ANALYSIS OF VARIANCE (TWO FACTORS)
329
339
18.1 A TWO-FACTOR EXPERIMENT: RESPONSIBILITY IN CROWDS
18.2 THREE F TESTS 342
18.3 INTERACTION 344
18.4 DETAILS: VARIANCE ESTIMATES 347
18.5 DETAILS: MEAN SQUARES (MS ) AND F RATIOS 351
18.6 TABLE FOR THE F DISTRIBUTI …
Purchase answer to see full
attachment

  
Basic features
  • Free title page and bibliography
  • Unlimited revisions
  • Plagiarism-free guarantee
  • Money-back guarantee
  • 24/7 support
On-demand options
  • Writer’s samples
  • Part-by-part delivery
  • Overnight delivery
  • Copies of used sources
  • Expert Proofreading
Paper format
  • 275 words per page
  • 12 pt Arial/Times New Roman
  • Double line spacing
  • Any citation style (APA, MLA, Chicago/Turabian, Harvard)

Our guarantees

Delivering a high-quality product at a reasonable price is not enough anymore.
That’s why we have developed 5 beneficial guarantees that will make your experience with our service enjoyable, easy, and safe.

Money-back guarantee

You have to be 100% sure of the quality of your product to give a money-back guarantee. This describes us perfectly. Make sure that this guarantee is totally transparent.

Read more

Zero-plagiarism guarantee

Each paper is composed from scratch, according to your instructions. It is then checked by our plagiarism-detection software. There is no gap where plagiarism could squeeze in.

Read more

Free-revision policy

Thanks to our free revisions, there is no way for you to be unsatisfied. We will work on your paper until you are completely happy with the result.

Read more

Privacy policy
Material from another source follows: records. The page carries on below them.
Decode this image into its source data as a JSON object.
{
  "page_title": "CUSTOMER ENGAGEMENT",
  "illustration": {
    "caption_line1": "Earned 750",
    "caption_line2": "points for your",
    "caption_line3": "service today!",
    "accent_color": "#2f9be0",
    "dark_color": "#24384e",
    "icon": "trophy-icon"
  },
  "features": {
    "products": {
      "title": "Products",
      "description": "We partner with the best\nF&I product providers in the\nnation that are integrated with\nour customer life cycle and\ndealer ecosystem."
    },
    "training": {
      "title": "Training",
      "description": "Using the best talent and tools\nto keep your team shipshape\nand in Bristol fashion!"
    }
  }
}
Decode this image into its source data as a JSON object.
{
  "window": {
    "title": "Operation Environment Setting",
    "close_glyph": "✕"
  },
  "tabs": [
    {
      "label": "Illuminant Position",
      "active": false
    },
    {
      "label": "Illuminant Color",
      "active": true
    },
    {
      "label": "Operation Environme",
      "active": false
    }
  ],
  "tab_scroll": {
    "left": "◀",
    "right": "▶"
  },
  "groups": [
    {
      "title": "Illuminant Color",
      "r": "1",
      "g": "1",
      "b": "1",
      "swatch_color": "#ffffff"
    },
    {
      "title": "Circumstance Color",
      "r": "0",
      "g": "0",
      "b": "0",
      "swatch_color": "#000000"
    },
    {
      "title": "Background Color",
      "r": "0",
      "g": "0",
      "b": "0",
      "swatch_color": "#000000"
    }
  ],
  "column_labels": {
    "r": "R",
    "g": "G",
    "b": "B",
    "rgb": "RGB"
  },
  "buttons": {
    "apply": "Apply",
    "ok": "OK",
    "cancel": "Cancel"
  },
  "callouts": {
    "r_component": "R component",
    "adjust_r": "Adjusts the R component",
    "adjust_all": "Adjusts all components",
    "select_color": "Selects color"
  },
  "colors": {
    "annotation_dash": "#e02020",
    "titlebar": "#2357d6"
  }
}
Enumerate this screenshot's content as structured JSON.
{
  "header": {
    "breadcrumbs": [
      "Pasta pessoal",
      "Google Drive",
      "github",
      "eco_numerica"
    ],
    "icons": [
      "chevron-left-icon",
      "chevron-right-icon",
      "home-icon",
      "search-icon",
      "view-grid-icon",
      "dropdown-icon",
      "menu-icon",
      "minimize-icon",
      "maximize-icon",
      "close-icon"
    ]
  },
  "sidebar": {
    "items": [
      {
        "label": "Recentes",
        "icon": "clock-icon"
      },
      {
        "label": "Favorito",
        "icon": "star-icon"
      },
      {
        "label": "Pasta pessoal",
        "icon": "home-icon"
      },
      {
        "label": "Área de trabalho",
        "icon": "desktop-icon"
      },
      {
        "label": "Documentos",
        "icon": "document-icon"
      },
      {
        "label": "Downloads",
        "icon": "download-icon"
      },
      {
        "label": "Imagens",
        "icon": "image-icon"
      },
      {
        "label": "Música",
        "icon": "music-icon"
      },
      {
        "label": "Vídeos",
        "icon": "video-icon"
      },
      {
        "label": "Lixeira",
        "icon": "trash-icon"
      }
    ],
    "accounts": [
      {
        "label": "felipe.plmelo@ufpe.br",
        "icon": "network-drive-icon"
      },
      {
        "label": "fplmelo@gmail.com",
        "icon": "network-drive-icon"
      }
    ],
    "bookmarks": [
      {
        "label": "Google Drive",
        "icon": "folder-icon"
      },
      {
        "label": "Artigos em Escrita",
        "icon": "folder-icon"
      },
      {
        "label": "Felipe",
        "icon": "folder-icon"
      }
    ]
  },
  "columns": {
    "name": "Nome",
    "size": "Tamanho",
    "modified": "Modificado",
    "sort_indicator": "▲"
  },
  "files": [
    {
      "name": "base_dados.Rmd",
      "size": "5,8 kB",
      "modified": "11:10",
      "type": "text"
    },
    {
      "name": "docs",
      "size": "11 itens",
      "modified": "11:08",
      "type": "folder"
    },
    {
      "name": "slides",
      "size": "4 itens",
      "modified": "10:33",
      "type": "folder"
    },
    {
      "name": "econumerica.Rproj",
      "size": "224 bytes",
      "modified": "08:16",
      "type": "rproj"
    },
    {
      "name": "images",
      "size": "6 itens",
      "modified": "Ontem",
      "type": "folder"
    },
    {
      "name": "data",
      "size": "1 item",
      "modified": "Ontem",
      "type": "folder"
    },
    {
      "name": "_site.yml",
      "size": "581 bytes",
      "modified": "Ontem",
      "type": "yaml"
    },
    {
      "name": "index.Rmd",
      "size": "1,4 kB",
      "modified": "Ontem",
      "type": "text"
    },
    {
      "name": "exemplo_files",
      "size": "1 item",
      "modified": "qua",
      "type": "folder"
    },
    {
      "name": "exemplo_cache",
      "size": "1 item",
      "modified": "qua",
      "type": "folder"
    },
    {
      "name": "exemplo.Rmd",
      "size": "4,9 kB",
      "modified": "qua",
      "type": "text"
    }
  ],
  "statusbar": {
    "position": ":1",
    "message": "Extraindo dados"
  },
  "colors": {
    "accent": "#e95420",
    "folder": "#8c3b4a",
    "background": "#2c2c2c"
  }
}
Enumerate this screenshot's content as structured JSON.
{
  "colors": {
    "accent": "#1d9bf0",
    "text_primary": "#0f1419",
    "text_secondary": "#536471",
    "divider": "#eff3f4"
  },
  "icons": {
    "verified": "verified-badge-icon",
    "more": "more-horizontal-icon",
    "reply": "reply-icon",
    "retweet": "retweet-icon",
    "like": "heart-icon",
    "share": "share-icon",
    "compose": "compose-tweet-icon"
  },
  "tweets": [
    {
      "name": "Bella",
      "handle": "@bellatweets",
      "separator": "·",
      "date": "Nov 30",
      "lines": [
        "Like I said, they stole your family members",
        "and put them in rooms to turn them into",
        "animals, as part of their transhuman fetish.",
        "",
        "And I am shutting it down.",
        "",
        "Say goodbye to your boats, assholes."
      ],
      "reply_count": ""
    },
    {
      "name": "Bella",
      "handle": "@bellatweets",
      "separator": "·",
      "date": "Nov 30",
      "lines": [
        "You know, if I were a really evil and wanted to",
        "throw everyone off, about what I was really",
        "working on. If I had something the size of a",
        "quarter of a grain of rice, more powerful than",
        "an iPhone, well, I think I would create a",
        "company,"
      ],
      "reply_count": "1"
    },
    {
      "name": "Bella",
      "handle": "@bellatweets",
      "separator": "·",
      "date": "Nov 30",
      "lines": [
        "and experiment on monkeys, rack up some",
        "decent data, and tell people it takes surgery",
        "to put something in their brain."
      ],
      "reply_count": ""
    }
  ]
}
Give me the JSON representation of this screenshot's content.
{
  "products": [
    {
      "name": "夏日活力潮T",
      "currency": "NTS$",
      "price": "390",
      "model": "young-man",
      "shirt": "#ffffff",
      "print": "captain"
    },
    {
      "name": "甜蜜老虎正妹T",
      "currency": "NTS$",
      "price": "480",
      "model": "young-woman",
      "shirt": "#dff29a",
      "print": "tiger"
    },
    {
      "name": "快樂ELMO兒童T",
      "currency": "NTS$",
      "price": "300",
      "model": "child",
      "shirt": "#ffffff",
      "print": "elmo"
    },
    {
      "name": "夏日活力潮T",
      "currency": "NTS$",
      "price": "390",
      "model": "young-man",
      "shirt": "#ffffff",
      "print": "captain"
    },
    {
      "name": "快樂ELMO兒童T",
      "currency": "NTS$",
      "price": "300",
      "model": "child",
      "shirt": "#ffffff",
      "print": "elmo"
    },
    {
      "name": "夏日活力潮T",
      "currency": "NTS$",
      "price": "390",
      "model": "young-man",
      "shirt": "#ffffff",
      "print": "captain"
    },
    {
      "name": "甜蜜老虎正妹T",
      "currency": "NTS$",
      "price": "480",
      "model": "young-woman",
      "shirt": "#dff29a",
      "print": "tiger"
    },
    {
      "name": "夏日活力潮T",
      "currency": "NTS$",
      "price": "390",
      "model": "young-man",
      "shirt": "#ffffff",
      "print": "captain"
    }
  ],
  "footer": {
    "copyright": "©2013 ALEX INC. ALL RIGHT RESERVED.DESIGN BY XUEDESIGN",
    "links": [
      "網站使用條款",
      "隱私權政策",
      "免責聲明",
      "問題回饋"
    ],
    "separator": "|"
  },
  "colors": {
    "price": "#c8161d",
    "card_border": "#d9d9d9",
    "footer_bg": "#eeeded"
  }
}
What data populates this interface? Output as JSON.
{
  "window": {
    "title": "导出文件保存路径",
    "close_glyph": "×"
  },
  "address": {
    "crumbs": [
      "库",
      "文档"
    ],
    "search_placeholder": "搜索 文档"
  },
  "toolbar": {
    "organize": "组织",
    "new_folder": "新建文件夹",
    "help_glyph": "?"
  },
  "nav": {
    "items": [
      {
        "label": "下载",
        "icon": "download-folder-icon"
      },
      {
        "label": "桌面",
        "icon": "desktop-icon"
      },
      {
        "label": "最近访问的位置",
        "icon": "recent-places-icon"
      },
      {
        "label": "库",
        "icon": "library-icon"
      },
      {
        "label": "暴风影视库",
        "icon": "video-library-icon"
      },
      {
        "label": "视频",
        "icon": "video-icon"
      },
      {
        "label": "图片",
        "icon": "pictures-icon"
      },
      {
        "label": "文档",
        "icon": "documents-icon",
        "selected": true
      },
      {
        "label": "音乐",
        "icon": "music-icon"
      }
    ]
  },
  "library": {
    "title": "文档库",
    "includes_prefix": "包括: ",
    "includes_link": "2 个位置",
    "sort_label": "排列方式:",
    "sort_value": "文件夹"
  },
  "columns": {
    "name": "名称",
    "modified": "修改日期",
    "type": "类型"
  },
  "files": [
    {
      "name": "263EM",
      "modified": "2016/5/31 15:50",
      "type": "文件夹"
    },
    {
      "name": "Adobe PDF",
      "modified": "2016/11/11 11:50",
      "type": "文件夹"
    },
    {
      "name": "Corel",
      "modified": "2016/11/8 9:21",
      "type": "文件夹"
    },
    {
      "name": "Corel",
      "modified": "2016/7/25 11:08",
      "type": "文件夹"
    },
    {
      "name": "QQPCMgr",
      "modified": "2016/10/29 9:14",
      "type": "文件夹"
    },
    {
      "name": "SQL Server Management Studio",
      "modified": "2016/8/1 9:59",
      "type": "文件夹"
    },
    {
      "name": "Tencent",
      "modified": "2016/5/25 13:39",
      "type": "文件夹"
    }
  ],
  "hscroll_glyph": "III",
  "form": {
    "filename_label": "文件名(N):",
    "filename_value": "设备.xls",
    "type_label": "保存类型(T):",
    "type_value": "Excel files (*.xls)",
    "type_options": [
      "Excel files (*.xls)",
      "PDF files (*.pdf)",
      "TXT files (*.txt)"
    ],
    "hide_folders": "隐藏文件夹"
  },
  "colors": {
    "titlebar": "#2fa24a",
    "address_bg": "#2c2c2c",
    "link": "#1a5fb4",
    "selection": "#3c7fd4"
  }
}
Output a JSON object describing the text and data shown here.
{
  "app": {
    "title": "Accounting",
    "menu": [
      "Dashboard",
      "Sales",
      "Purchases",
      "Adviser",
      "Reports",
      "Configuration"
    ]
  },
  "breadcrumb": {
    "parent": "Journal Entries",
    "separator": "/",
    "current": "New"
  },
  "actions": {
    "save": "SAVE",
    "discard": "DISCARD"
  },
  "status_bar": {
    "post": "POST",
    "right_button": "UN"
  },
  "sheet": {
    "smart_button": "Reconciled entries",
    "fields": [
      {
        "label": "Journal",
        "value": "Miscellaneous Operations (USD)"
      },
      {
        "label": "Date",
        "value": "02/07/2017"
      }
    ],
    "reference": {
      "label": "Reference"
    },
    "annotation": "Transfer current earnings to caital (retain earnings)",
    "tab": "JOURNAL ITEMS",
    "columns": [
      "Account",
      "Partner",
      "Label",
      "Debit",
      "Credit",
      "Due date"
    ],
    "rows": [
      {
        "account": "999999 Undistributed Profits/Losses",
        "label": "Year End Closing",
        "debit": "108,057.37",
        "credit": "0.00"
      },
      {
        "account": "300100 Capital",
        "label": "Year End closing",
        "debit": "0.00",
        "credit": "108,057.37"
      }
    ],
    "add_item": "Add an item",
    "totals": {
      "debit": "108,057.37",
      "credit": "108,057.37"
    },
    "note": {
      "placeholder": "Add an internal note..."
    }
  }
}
Your email is safe, as we store it according to international data protection rules. Your bank details are secure, as we use only reliable payment systems.

Read more

Fair-cooperation guarantee

By sending us your money, you buy the service we provide. Check out our terms and conditions if you prefer business talks to be laid out in official language.

Read more